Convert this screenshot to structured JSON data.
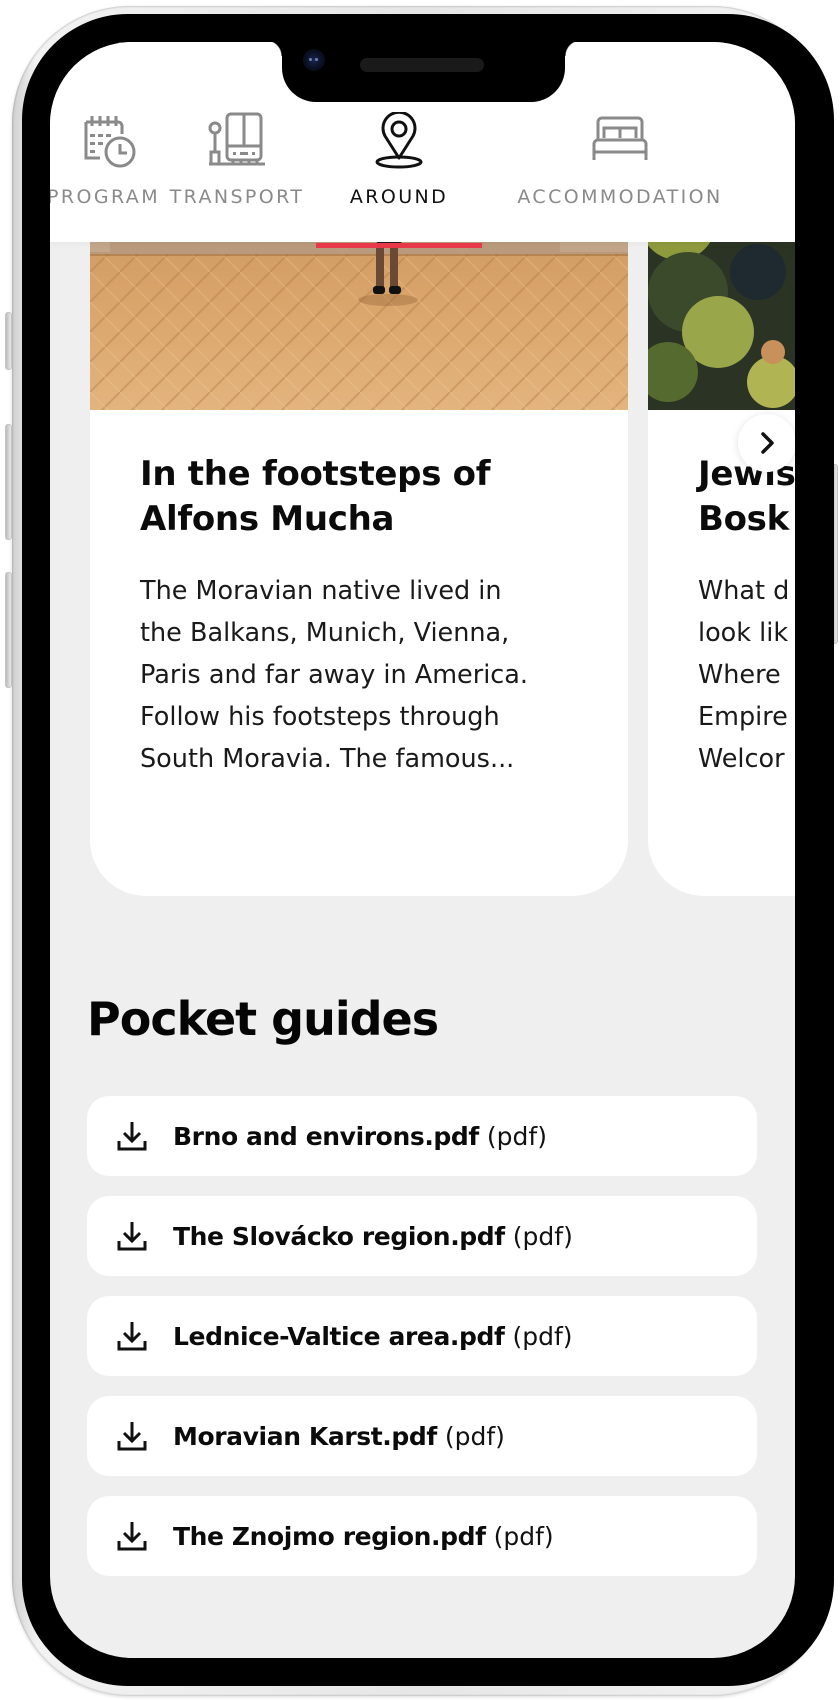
{
  "tabs": [
    {
      "label": "PROGRAM",
      "icon": "calendar-clock-icon",
      "active": false
    },
    {
      "label": "TRANSPORT",
      "icon": "bus-stop-icon",
      "active": false
    },
    {
      "label": "AROUND",
      "icon": "map-pin-icon",
      "active": true
    },
    {
      "label": "ACCOMMODATION",
      "icon": "bed-icon",
      "active": false
    }
  ],
  "colors": {
    "accent": "#e8394a",
    "tab_inactive": "#8a8a8a",
    "tab_active": "#111111",
    "page_background": "#efefef",
    "card_background": "#ffffff"
  },
  "cards": [
    {
      "title": "In the footsteps of\nAlfons Mucha",
      "title_line1": "In the footsteps of",
      "title_line2": "Alfons Mucha",
      "text": "The Moravian native lived in\nthe Balkans, Munich, Vienna,\nParis and far away in America.\nFollow his footsteps through\nSouth Moravia. The famous...",
      "image": "gallery-hall-parquet-floor-photo"
    },
    {
      "title_line1": "Jewis",
      "title_line2": "Bosk",
      "text": "What d\nlook lik\nWhere\nEmpire\nWelcor",
      "image": "forest-treetops-photo"
    }
  ],
  "carousel": {
    "next_icon": "chevron-right-icon"
  },
  "pocket_guides": {
    "title": "Pocket guides",
    "items": [
      {
        "name": "Brno and environs.pdf",
        "ext": "(pdf)",
        "icon": "download-icon"
      },
      {
        "name": "The Slovácko region.pdf",
        "ext": "(pdf)",
        "icon": "download-icon"
      },
      {
        "name": "Lednice-Valtice area.pdf",
        "ext": "(pdf)",
        "icon": "download-icon"
      },
      {
        "name": "Moravian Karst.pdf",
        "ext": "(pdf)",
        "icon": "download-icon"
      },
      {
        "name": "The Znojmo region.pdf",
        "ext": "(pdf)",
        "icon": "download-icon"
      }
    ]
  }
}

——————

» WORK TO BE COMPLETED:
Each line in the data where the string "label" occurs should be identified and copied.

» ANSWER TO THE EXERCISE:
      "label": "PROGRAM",
      "label": "TRANSPORT",
      "label": "AROUND",
      "label": "ACCOMMODATION",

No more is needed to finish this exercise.